DATA below:

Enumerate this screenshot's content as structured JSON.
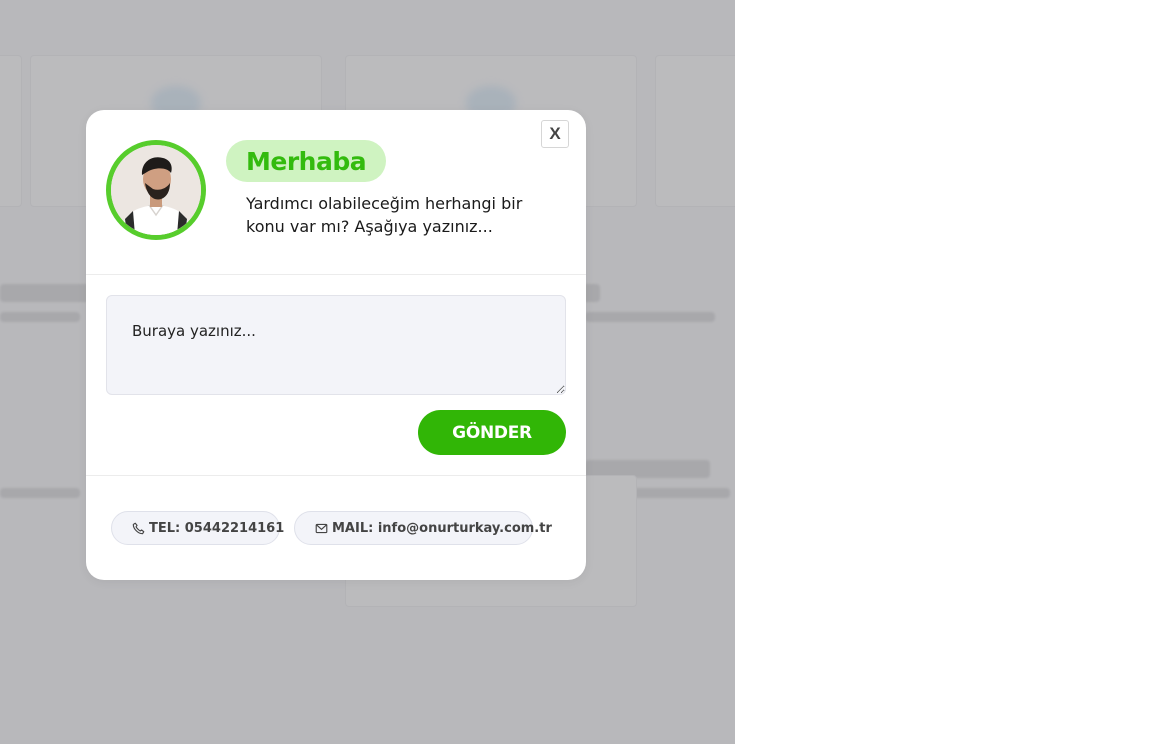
{
  "modal": {
    "close_label": "X",
    "greeting": "Merhaba",
    "intro_text": "Yardımcı olabileceğim herhangi bir konu var mı? Aşağıya yazınız...",
    "message_placeholder": "Buraya yazınız...",
    "message_value": "",
    "send_label": "GÖNDER",
    "contacts": {
      "phone": {
        "label": "TEL: 05442214161",
        "icon": "phone-icon"
      },
      "email": {
        "label": "MAIL: info@onurturkay.com.tr",
        "icon": "envelope-icon"
      }
    }
  },
  "colors": {
    "accent_green": "#31b606",
    "greeting_text": "#33bb0e",
    "greeting_bg": "#cff3c1",
    "avatar_ring": "#57cd2c"
  }
}
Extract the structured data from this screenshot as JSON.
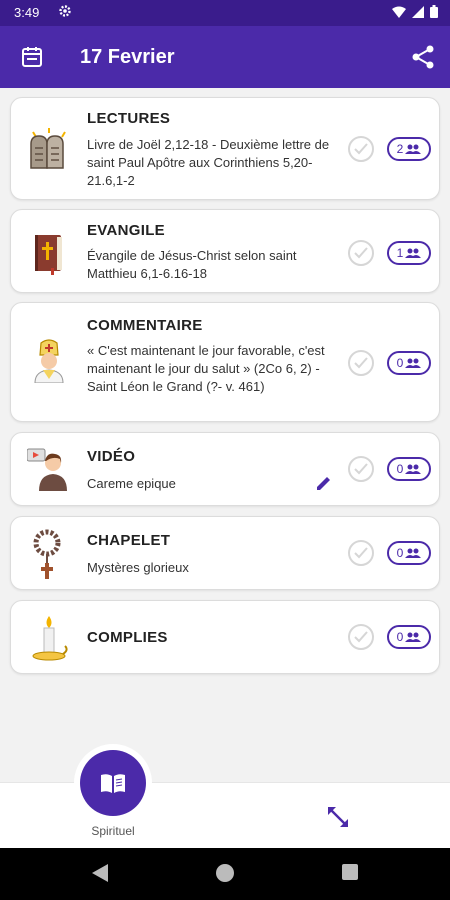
{
  "status": {
    "time": "3:49"
  },
  "header": {
    "title": "17 Fevrier"
  },
  "colors": {
    "primary": "#4b2aa9",
    "status_bar": "#3a1c8c"
  },
  "cards": [
    {
      "icon": "tablets-icon",
      "title": "LECTURES",
      "subtitle": "Livre de Joël  2,12-18 - Deuxième lettre de saint Paul Apôtre aux Corinthiens  5,20-21.6,1-2",
      "count": "2"
    },
    {
      "icon": "bible-icon",
      "title": "EVANGILE",
      "subtitle": "Évangile de Jésus-Christ selon saint Matthieu  6,1-6.16-18",
      "count": "1"
    },
    {
      "icon": "pope-icon",
      "title": "COMMENTAIRE",
      "subtitle": "« C'est maintenant le jour favorable, c'est maintenant le jour du salut » (2Co 6, 2) - Saint Léon le Grand (?- v. 461)",
      "count": "0"
    },
    {
      "icon": "video-presenter-icon",
      "title": "VIDÉO",
      "subtitle": "Careme epique",
      "count": "0"
    },
    {
      "icon": "rosary-icon",
      "title": "CHAPELET",
      "subtitle": "Mystères glorieux",
      "count": "0"
    },
    {
      "icon": "candle-icon",
      "title": "COMPLIES",
      "subtitle": "",
      "count": "0"
    }
  ],
  "bottom_nav": {
    "spiritual_label": "Spirituel"
  }
}
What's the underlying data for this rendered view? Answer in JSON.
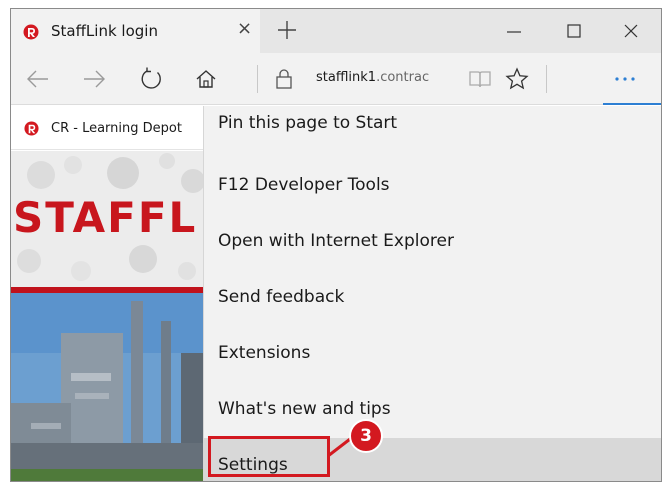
{
  "tab": {
    "title": "StaffLink login",
    "close_glyph": "×"
  },
  "window_controls": {
    "minimize": "minimize-icon",
    "maximize": "maximize-icon",
    "close": "close-icon"
  },
  "address_bar": {
    "url_host": "stafflink1",
    "url_rest": ".contrac"
  },
  "favorites": {
    "item_label": "CR - Learning Depot"
  },
  "page": {
    "brand_text": "STAFFL"
  },
  "menu": {
    "items": [
      {
        "label": "Pin this page to Start"
      },
      {
        "label": "F12 Developer Tools"
      },
      {
        "label": "Open with Internet Explorer"
      },
      {
        "label": "Send feedback"
      },
      {
        "label": "Extensions"
      },
      {
        "label": "What's new and tips"
      },
      {
        "label": "Settings"
      }
    ],
    "highlighted_index": 6
  },
  "annotation": {
    "step_number": "3"
  },
  "colors": {
    "accent_blue": "#2d7fd3",
    "annotation_red": "#d31920",
    "brand_red": "#c8161d"
  }
}
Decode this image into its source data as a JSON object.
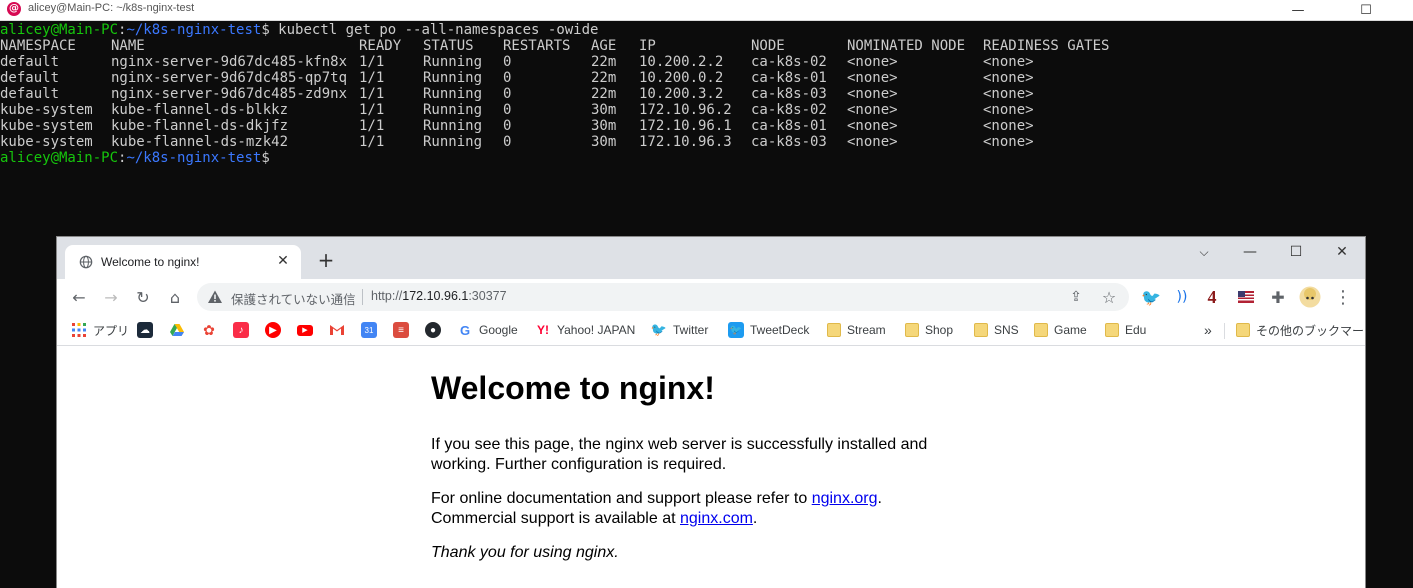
{
  "terminal": {
    "title": "alicey@Main-PC: ~/k8s-nginx-test",
    "prompt_user": "alicey@Main-PC",
    "prompt_sep": ":",
    "prompt_path": "~/k8s-nginx-test",
    "prompt_end": "$",
    "command": " kubectl get po --all-namespaces -owide",
    "columns": [
      "NAMESPACE",
      "NAME",
      "READY",
      "STATUS",
      "RESTARTS",
      "AGE",
      "IP",
      "NODE",
      "NOMINATED NODE",
      "READINESS GATES"
    ],
    "rows": [
      [
        "default",
        "nginx-server-9d67dc485-kfn8x",
        "1/1",
        "Running",
        "0",
        "22m",
        "10.200.2.2",
        "ca-k8s-02",
        "<none>",
        "<none>"
      ],
      [
        "default",
        "nginx-server-9d67dc485-qp7tq",
        "1/1",
        "Running",
        "0",
        "22m",
        "10.200.0.2",
        "ca-k8s-01",
        "<none>",
        "<none>"
      ],
      [
        "default",
        "nginx-server-9d67dc485-zd9nx",
        "1/1",
        "Running",
        "0",
        "22m",
        "10.200.3.2",
        "ca-k8s-03",
        "<none>",
        "<none>"
      ],
      [
        "kube-system",
        "kube-flannel-ds-blkkz",
        "1/1",
        "Running",
        "0",
        "30m",
        "172.10.96.2",
        "ca-k8s-02",
        "<none>",
        "<none>"
      ],
      [
        "kube-system",
        "kube-flannel-ds-dkjfz",
        "1/1",
        "Running",
        "0",
        "30m",
        "172.10.96.1",
        "ca-k8s-01",
        "<none>",
        "<none>"
      ],
      [
        "kube-system",
        "kube-flannel-ds-mzk42",
        "1/1",
        "Running",
        "0",
        "30m",
        "172.10.96.3",
        "ca-k8s-03",
        "<none>",
        "<none>"
      ]
    ]
  },
  "browser": {
    "tab_title": "Welcome to nginx!",
    "insecure_label": "保護されていない通信",
    "url_scheme": "http://",
    "url_host": "172.10.96.1",
    "url_port": ":30377",
    "extension_badge": "4",
    "bookmarks": [
      {
        "label": "アプリ",
        "icon": "apps-grid-icon"
      },
      {
        "label": "",
        "icon": "cloud-icon"
      },
      {
        "label": "",
        "icon": "google-drive-icon"
      },
      {
        "label": "",
        "icon": "google-photos-icon"
      },
      {
        "label": "",
        "icon": "music-icon"
      },
      {
        "label": "",
        "icon": "youtube-music-icon"
      },
      {
        "label": "",
        "icon": "youtube-icon"
      },
      {
        "label": "",
        "icon": "gmail-icon"
      },
      {
        "label": "",
        "icon": "calendar-icon"
      },
      {
        "label": "",
        "icon": "todoist-icon"
      },
      {
        "label": "",
        "icon": "github-icon"
      },
      {
        "label": "Google",
        "icon": "google-icon"
      },
      {
        "label": "Yahoo! JAPAN",
        "icon": "yahoo-icon"
      },
      {
        "label": "Twitter",
        "icon": "twitter-icon"
      },
      {
        "label": "TweetDeck",
        "icon": "tweetdeck-icon"
      },
      {
        "label": "Stream",
        "icon": "folder-icon"
      },
      {
        "label": "Shop",
        "icon": "folder-icon"
      },
      {
        "label": "SNS",
        "icon": "folder-icon"
      },
      {
        "label": "Game",
        "icon": "folder-icon"
      },
      {
        "label": "Edu",
        "icon": "folder-icon"
      }
    ],
    "more_bookmarks": "»",
    "other_bookmarks": "その他のブックマーク"
  },
  "page": {
    "heading": "Welcome to nginx!",
    "p1": "If you see this page, the nginx web server is successfully installed and working. Further configuration is required.",
    "p2_before": "For online documentation and support please refer to ",
    "p2_link1": "nginx.org",
    "p2_mid": ".",
    "p2_line2": "Commercial support is available at ",
    "p2_link2": "nginx.com",
    "p2_end": ".",
    "p3": "Thank you for using nginx."
  }
}
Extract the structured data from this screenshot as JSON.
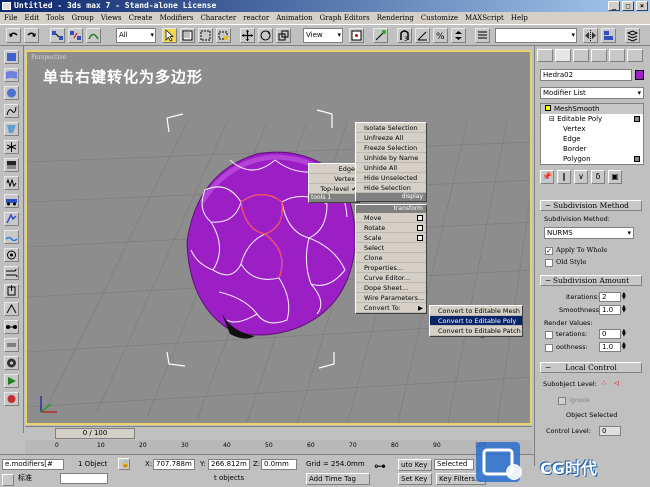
{
  "window": {
    "title": "Untitled - 3ds max 7  - Stand-alone License"
  },
  "menu": [
    "File",
    "Edit",
    "Tools",
    "Group",
    "Views",
    "Create",
    "Modifiers",
    "Character",
    "reactor",
    "Animation",
    "Graph Editors",
    "Rendering",
    "Customize",
    "MAXScript",
    "Help"
  ],
  "toolbar": {
    "selection_filter": "All",
    "reference_coord": "View"
  },
  "viewport": {
    "label": "Perspective",
    "caption": "单击右键转化为多边形"
  },
  "quad_left": [
    "Edge",
    "Vertex",
    "Top-level",
    "tools 1"
  ],
  "quad_top": [
    "Isolate Selection",
    "Unfreeze All",
    "Freeze Selection",
    "Unhide by Name",
    "Unhide All",
    "Hide Unselected",
    "Hide Selection",
    "display"
  ],
  "quad_bottom_header": "transform",
  "quad_bottom": [
    "Move",
    "Rotate",
    "Scale",
    "Select",
    "Clone",
    "Properties...",
    "Curve Editor...",
    "Dope Sheet...",
    "Wire Parameters...",
    "Convert To:"
  ],
  "submenu": [
    "Convert to Editable Mesh",
    "Convert to Editable Poly",
    "Convert to Editable Patch"
  ],
  "cmdpanel": {
    "object_name": "Hedra02",
    "object_color": "#a020c8",
    "modifier_list": "Modifier List",
    "stack": [
      "MeshSmooth",
      "Editable Poly",
      "Vertex",
      "Edge",
      "Border",
      "Polygon"
    ],
    "roll_subdivision_method": "Subdivision Method",
    "subdivision_method_label": "Subdivision Method:",
    "subdivision_method_value": "NURMS",
    "apply_to_whole": "Apply To Whole",
    "old_style": "Old Style",
    "roll_subdivision_amount": "Subdivision Amount",
    "iterations_label": "Iterations:",
    "iterations_value": "2",
    "smoothness_label": "Smoothness:",
    "smoothness_value": "1.0",
    "render_values": "Render Values:",
    "r_iterations_label": "terations:",
    "r_iterations_value": "0",
    "r_smoothness_label": "oothness:",
    "r_smoothness_value": "1.0",
    "roll_local_control": "Local Control",
    "subobject_level": "Subobject Level:",
    "ignore": "Ignore",
    "object_selected": "Object Selected",
    "control_level": "Control Level:",
    "control_level_value": "0"
  },
  "timeline": {
    "slider": "0 / 100",
    "ticks": [
      "0",
      "10",
      "20",
      "30",
      "40",
      "50",
      "60",
      "70",
      "80",
      "90",
      "100"
    ]
  },
  "status": {
    "script": "e.modifiers[#",
    "objects": "1 Object",
    "x_label": "X:",
    "x_value": "707.788m",
    "y_label": "Y:",
    "y_value": "266.812m",
    "z_label": "Z:",
    "z_value": "0.0mm",
    "grid": "Grid = 254.0mm",
    "auto_key": "uto Key",
    "selected": "Selected",
    "set_key": "Set Key",
    "key_filters": "Key Filters...",
    "prompt_left": "标准",
    "prompt_mid": "t objects",
    "add_time_tag": "Add Time Tag"
  },
  "watermark": "CG时代"
}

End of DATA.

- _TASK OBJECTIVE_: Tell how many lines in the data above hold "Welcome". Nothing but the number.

- _PROBLEM SOLUTION_: 2